Let’s move on to Kimy. Kimy is Henry’s parents’ landlord and his mother-figure after his mom dies. Kimy is also Korean. We know this because Henry tells you, “Mrs. Kim (Kimy, my nickname for her) was my buddy, my crazy Korean card-playing babysitter.”
Kimy, like Nell, is wise and warm in the way that only ethnic stereotypes can be.
She appraises me. Kimy has piercing black eyes, which seem to see the very back of my brain. Her flat Korean face conceals all emotion unless she wants you to see it.
And like Nell, she’s got dialogue to match:
Okay. Yeah, I go in once, ’cause I worry about him. He’s got trash everywhere; we’re gonna get bugs if he keep this up. He’s got nothing in that fridge but beer and lemons. He’s got so much clothes on the bed I don’t think he sleeps in it. I don’t know what he’s doing. I never seen him this bad since when your mom died.
There’s another supporting character of color and she’s an African American woman who is also sassy (of course) and exotic. “Her voice is like butter” and “her laugh is caramel.” “The light from the street turns her burnt-umber skin blue and then purple. She looks like a glamorous martian.”
Now you gotta ask — there aren’t a lot of characters who aren’t white in this book. What literary device is she using when she chooses to make these three of color? You can’t argue it’s just happenstance — the book is too meticulously plotted. What is she trying to convey? In what way is she using their ethnicity and is it necessary to the plot or is it — as stereotypes are — lazy.
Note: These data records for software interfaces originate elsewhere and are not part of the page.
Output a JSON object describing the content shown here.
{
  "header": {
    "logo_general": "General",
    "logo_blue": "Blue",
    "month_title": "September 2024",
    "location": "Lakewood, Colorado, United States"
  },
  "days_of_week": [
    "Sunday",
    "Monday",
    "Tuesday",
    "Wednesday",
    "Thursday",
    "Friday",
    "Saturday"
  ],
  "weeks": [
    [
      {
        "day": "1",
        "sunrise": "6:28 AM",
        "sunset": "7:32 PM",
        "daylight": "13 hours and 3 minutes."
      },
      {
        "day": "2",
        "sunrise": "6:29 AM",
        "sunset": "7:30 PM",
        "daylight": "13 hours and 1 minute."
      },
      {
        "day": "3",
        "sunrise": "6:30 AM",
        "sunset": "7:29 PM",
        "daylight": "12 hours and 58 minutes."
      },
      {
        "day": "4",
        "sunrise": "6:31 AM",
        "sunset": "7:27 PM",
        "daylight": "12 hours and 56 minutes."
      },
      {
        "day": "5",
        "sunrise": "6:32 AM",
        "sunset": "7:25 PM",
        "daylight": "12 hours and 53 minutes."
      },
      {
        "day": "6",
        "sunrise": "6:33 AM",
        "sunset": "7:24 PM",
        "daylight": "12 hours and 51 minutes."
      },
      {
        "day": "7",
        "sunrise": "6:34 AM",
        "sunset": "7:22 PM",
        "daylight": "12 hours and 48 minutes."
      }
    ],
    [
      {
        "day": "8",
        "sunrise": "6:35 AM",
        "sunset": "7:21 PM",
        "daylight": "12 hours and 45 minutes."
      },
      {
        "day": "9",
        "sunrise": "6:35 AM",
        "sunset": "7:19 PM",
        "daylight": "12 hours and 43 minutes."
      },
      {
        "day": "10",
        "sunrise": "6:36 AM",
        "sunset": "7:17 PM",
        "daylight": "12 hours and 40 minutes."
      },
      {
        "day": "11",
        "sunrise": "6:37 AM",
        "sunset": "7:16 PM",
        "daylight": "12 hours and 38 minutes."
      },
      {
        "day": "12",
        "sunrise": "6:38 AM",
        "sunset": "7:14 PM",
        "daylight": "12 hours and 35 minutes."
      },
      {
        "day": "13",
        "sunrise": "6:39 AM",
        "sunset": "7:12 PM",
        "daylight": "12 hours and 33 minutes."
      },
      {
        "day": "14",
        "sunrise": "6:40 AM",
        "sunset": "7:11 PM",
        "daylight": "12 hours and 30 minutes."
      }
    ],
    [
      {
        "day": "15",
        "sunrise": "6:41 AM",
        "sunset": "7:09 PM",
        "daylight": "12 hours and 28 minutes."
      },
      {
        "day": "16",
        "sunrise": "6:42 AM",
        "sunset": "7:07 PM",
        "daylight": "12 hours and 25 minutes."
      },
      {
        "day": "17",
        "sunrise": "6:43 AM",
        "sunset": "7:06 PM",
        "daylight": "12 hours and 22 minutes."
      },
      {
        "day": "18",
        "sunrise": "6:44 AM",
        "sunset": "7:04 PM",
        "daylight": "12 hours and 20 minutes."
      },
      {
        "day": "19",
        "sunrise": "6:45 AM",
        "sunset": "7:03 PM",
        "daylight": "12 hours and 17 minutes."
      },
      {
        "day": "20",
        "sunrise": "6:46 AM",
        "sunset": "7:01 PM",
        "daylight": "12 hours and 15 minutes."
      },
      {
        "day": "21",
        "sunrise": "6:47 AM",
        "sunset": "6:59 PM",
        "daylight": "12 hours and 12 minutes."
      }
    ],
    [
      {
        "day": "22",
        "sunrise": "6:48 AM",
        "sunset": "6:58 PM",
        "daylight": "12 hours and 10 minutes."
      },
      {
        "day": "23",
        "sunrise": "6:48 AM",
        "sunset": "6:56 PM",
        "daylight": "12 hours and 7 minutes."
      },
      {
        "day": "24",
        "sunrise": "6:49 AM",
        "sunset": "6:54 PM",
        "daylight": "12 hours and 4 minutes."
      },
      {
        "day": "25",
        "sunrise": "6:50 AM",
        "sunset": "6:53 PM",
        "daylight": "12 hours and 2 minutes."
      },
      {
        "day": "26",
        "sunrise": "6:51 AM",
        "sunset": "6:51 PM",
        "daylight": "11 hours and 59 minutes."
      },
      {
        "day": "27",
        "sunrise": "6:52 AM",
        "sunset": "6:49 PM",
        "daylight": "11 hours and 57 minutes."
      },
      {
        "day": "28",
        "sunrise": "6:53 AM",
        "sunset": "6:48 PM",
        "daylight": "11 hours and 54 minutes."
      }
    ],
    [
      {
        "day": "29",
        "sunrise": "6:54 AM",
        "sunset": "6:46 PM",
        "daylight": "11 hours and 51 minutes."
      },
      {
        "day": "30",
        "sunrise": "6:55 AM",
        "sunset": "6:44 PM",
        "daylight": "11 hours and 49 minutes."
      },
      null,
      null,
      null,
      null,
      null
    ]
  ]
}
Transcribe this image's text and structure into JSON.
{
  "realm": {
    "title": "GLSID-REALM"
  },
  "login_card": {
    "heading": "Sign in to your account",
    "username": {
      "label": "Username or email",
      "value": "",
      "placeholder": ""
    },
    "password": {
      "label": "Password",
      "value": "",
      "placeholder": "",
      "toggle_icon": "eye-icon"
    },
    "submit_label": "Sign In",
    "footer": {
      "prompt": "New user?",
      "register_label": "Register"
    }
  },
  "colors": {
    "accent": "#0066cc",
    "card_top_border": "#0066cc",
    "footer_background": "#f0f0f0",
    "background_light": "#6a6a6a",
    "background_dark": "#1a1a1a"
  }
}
It makes me wonder, how could the book have been better if she left the stereotypes out? What if she created characters of color that weren’t one-dimensional? How would that have changed and deepened the book? How did using stereotypes hurt her story?
(Also, since this book is really hard to dig around in, you can use the google version to make it easier.)